2. Remove the flushometer from its position - After turning off the water supply to the flushometer, you are ready to remove it from the appliance. Two slip nuts attach the flushometer to the water intake and the flush tube that enters the appliance. Use the spud wrench to turn the slip nuts counterclockwise to loosen them from the flushometer, then slip the nuts out of the way. Firmly grasp the flushometer and wiggle it free from its connections to the water supply line and flush tube; expect a small amount of water to pour from the flushometer, but don't be alarmed as long as the water flow isn't more than a trickle.

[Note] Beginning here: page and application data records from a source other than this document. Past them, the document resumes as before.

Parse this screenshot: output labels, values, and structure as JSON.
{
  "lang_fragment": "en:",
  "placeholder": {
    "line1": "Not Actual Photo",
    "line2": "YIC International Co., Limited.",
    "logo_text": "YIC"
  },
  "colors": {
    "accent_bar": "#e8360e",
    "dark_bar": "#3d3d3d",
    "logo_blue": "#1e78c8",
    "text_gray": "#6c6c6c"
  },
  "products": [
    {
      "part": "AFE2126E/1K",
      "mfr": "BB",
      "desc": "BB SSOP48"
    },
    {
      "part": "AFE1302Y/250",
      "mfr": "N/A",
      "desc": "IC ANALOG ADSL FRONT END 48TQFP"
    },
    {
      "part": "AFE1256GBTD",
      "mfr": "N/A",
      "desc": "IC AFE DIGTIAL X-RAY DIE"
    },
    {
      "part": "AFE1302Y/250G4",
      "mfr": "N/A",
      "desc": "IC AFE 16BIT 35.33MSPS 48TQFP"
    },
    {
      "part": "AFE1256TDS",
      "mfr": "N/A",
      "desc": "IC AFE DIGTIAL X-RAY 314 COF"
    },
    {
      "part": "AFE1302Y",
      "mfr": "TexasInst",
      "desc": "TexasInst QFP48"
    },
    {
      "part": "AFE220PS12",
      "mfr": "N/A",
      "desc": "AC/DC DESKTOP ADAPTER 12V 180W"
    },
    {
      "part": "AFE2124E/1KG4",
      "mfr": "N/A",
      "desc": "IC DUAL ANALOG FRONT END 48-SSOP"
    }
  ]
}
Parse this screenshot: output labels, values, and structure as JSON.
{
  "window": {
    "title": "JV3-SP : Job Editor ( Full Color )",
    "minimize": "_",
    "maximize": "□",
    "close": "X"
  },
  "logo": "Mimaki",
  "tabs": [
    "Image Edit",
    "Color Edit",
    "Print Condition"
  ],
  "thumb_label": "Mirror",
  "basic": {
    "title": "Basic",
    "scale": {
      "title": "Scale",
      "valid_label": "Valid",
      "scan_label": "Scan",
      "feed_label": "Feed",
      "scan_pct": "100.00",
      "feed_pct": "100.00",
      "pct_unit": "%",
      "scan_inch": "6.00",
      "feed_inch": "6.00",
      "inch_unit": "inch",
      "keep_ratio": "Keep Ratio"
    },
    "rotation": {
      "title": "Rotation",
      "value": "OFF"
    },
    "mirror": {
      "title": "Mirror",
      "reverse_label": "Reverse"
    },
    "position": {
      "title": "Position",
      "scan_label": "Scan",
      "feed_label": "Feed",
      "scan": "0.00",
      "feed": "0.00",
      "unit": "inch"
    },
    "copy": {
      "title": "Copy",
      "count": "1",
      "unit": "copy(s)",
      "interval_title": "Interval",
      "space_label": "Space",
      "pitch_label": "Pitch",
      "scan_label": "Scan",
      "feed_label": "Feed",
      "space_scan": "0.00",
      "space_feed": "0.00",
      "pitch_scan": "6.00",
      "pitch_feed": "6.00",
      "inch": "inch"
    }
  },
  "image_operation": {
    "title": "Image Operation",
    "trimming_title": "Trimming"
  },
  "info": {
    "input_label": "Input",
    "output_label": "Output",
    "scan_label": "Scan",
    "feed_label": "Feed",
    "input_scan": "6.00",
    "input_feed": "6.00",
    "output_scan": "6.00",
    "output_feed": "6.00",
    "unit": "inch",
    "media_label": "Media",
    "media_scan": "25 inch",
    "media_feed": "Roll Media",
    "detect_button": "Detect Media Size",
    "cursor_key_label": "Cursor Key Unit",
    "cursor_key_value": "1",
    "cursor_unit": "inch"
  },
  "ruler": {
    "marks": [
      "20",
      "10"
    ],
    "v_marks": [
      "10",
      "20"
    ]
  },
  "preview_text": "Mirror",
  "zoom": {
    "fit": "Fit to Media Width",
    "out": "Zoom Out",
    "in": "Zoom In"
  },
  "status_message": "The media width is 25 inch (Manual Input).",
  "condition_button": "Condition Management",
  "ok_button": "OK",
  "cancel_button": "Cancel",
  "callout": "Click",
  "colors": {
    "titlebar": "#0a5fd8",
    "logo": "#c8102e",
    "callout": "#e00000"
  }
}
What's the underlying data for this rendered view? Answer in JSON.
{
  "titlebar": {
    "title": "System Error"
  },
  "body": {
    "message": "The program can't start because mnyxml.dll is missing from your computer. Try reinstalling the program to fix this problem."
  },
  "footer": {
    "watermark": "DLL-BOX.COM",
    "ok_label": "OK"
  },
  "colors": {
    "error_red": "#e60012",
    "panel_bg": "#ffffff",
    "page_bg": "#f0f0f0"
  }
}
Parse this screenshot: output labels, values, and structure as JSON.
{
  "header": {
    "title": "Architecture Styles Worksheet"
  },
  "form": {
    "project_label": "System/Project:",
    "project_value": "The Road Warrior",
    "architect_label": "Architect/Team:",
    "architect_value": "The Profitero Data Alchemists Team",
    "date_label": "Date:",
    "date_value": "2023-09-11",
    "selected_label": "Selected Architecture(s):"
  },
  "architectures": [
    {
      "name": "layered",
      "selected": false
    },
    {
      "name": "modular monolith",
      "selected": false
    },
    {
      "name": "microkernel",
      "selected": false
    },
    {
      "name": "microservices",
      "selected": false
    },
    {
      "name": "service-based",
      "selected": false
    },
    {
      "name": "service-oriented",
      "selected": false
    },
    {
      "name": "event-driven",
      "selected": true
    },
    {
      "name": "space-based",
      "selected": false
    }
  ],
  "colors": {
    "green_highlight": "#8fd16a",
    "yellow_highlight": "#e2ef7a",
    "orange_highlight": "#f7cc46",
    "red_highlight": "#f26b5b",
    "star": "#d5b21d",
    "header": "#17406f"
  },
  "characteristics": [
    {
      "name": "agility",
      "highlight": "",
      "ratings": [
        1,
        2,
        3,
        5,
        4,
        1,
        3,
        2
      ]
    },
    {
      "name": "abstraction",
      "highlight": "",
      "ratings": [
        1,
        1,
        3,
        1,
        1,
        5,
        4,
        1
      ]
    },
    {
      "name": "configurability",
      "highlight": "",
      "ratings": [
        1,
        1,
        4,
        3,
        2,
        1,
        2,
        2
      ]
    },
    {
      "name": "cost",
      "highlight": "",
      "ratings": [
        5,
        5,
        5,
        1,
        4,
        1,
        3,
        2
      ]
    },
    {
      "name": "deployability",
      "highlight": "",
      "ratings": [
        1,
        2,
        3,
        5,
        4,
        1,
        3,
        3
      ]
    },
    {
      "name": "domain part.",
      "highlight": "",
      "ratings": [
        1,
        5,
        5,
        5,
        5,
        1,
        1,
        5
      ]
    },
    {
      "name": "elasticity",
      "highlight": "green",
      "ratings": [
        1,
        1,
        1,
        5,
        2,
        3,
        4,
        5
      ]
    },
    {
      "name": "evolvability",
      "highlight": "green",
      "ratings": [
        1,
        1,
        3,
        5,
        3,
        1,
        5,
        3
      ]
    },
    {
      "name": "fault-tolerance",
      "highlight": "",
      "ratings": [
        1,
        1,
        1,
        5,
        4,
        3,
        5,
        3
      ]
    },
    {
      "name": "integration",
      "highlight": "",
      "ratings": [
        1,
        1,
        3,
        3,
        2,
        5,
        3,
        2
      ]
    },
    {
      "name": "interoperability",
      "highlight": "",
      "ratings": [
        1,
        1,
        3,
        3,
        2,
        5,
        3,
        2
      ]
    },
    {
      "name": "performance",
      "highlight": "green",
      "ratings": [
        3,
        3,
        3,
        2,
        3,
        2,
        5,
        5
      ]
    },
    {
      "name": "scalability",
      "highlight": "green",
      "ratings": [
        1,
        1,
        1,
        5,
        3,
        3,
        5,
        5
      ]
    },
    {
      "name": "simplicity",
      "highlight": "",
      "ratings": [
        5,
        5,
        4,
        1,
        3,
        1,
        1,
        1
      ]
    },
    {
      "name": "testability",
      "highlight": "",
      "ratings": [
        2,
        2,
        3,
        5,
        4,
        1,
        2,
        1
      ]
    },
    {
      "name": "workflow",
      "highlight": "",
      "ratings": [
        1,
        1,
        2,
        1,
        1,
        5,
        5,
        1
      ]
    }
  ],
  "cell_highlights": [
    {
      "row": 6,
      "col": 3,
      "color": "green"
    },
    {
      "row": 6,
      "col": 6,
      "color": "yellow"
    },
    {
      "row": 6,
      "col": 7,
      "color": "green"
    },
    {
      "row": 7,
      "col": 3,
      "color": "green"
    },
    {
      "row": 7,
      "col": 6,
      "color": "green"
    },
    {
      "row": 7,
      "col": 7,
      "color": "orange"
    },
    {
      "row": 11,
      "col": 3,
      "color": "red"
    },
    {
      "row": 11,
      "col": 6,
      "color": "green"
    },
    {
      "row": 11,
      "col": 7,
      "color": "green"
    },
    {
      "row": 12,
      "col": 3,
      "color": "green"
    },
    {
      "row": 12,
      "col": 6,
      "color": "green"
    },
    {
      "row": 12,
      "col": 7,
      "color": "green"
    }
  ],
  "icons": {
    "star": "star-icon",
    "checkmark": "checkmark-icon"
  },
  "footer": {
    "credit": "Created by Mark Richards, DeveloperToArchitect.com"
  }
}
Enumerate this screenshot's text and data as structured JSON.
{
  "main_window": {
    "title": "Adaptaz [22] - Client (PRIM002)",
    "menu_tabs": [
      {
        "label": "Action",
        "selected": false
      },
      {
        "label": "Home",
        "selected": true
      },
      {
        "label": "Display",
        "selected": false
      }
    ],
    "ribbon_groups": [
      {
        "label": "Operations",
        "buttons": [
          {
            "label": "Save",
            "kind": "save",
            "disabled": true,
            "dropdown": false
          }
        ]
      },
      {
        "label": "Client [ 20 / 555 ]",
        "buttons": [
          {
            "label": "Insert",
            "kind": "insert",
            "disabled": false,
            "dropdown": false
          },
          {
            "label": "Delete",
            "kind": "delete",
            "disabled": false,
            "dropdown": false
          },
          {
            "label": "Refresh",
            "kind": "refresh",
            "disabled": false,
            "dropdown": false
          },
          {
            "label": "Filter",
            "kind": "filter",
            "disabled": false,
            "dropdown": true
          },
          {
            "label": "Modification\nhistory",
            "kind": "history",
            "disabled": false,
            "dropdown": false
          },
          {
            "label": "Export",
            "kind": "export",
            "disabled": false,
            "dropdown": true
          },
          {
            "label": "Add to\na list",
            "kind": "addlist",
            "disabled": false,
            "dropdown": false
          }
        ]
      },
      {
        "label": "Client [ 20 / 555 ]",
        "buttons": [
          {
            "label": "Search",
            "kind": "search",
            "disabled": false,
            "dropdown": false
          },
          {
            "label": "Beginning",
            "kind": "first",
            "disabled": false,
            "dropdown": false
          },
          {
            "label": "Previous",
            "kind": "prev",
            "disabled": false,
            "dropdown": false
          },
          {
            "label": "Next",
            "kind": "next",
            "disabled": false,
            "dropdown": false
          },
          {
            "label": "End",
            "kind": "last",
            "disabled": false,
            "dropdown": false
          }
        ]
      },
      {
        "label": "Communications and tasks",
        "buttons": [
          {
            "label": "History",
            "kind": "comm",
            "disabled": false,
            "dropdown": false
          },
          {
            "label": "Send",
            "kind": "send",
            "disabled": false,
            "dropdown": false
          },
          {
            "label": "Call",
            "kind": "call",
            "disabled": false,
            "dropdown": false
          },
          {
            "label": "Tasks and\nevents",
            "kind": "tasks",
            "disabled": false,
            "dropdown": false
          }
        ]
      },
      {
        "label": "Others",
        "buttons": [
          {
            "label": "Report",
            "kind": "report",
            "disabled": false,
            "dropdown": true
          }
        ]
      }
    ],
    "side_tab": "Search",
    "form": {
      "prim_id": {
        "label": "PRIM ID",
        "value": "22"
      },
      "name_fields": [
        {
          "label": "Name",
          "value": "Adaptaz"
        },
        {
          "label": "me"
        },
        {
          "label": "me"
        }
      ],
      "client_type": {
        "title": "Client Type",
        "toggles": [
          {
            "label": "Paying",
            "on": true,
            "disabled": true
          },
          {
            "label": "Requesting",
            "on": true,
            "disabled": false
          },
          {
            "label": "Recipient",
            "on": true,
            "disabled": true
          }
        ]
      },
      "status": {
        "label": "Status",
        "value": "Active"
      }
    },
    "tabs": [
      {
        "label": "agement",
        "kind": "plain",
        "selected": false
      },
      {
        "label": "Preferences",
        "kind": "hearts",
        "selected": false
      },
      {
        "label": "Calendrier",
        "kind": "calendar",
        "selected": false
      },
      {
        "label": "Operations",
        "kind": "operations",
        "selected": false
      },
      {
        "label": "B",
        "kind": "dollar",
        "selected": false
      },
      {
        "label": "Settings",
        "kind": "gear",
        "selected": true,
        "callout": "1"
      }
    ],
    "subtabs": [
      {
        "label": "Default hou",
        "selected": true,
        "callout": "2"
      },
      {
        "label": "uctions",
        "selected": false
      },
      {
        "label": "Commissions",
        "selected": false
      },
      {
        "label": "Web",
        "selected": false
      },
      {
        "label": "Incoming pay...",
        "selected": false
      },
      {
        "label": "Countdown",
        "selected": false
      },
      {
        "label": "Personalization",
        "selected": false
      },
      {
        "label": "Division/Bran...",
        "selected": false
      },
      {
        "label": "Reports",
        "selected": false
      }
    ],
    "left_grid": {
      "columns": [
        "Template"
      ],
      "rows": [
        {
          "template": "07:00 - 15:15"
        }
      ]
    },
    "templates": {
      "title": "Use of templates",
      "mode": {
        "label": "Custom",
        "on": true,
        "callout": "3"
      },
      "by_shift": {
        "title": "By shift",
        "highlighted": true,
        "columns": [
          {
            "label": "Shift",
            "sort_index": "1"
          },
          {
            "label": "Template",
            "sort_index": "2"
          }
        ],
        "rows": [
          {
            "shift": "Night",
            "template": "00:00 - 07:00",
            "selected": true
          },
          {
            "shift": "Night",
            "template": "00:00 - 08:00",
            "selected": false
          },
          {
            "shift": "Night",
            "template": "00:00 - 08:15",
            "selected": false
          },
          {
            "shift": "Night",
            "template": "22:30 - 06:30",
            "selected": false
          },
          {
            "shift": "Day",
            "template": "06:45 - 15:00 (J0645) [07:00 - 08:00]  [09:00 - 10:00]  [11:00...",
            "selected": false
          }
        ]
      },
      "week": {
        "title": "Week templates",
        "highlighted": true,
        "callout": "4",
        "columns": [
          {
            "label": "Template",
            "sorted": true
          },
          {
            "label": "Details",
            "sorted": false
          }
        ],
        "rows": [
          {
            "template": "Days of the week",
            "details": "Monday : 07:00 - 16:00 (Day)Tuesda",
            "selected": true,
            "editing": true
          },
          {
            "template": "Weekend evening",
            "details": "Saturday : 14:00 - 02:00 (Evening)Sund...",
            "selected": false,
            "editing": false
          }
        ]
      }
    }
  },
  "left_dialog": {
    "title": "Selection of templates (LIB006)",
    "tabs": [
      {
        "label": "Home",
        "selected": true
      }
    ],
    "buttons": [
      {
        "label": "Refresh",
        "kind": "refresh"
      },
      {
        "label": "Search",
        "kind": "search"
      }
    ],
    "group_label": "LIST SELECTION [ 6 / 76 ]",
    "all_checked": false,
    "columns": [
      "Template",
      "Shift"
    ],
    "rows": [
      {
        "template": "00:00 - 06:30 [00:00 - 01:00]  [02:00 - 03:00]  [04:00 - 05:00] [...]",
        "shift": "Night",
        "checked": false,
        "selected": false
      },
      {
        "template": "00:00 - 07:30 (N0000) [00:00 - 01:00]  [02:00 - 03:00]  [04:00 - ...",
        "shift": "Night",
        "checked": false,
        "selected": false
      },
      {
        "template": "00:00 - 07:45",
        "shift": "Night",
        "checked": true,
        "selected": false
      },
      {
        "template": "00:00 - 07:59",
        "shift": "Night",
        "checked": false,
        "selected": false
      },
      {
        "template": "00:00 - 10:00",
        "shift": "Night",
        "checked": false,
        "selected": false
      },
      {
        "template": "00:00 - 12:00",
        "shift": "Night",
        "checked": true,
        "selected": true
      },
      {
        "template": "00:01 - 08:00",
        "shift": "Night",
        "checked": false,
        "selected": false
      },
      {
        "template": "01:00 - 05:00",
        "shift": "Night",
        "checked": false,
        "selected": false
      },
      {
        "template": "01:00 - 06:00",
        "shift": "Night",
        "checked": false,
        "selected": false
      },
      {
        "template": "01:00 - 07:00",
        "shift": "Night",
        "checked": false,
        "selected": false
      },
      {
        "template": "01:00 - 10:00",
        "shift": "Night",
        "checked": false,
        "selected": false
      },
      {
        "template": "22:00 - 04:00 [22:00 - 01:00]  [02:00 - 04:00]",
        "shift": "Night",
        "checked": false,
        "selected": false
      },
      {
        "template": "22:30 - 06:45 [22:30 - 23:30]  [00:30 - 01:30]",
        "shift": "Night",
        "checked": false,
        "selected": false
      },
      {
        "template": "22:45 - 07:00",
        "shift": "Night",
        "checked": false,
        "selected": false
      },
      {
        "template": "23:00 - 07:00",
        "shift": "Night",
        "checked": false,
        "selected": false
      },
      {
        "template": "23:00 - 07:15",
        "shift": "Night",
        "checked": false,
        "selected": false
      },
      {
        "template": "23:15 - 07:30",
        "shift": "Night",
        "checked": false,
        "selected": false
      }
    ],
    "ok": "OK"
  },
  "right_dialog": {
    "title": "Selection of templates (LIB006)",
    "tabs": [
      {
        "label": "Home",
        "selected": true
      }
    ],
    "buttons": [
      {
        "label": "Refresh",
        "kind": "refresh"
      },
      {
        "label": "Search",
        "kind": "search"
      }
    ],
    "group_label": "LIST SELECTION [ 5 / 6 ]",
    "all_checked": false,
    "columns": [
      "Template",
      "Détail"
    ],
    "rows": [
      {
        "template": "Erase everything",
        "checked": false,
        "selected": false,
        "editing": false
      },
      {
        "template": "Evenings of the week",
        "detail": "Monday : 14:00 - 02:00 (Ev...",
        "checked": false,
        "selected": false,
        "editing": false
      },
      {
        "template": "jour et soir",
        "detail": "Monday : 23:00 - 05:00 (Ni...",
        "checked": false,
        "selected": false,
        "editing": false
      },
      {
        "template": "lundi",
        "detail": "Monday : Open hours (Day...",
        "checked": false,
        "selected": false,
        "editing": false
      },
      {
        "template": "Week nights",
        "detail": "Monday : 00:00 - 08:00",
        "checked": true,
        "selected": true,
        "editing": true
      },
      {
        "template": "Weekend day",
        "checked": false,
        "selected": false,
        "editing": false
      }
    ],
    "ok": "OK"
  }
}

3. Remove and replace the vacuum breaker - When the flushometer has been removed, reach down into the open top of the flush tube and pull out the vacuum breaker; this device prevents water from being siphoned back out of the toilet into the freshwater supply. To replace it, simply insert a new vacuum breaker into the top of the flush tube. Just make sure it is properly seated in the tube before installing the new flushometer.

4. Install the new flushometer - Use a plastic-bristled brush to scrape the threads of the water supply line and flush tube to remove any debris such as plumbers dope or hard water deposits. Wrap three turns of pipe thread tape around the threads after you have cleaned them to prepare for a watertight seal.

Next, position the new flushometer in place so the water inlet and exit are aligned with the water supply line and flush tube respectively. While holding it in place, slide the slip nuts back on to the flushometer fittings and tighten them with your spud wrench. Make the connections snug, but be careful not to overtighten them.

5. Restore water service and test the flushometer - Once the new flushometer is in place, restore the water by turning the fixture water stop counterclockwise, then turn on the local water stop that you turned off in step 1. Activate the flushometer by pulling down on its flush lever, and verify it isn't leaking and that a sufficient volume of water is released to flush the appliance. If you spot any leaks, carefully tighten the slip nuts to ensure you have made them tight enough.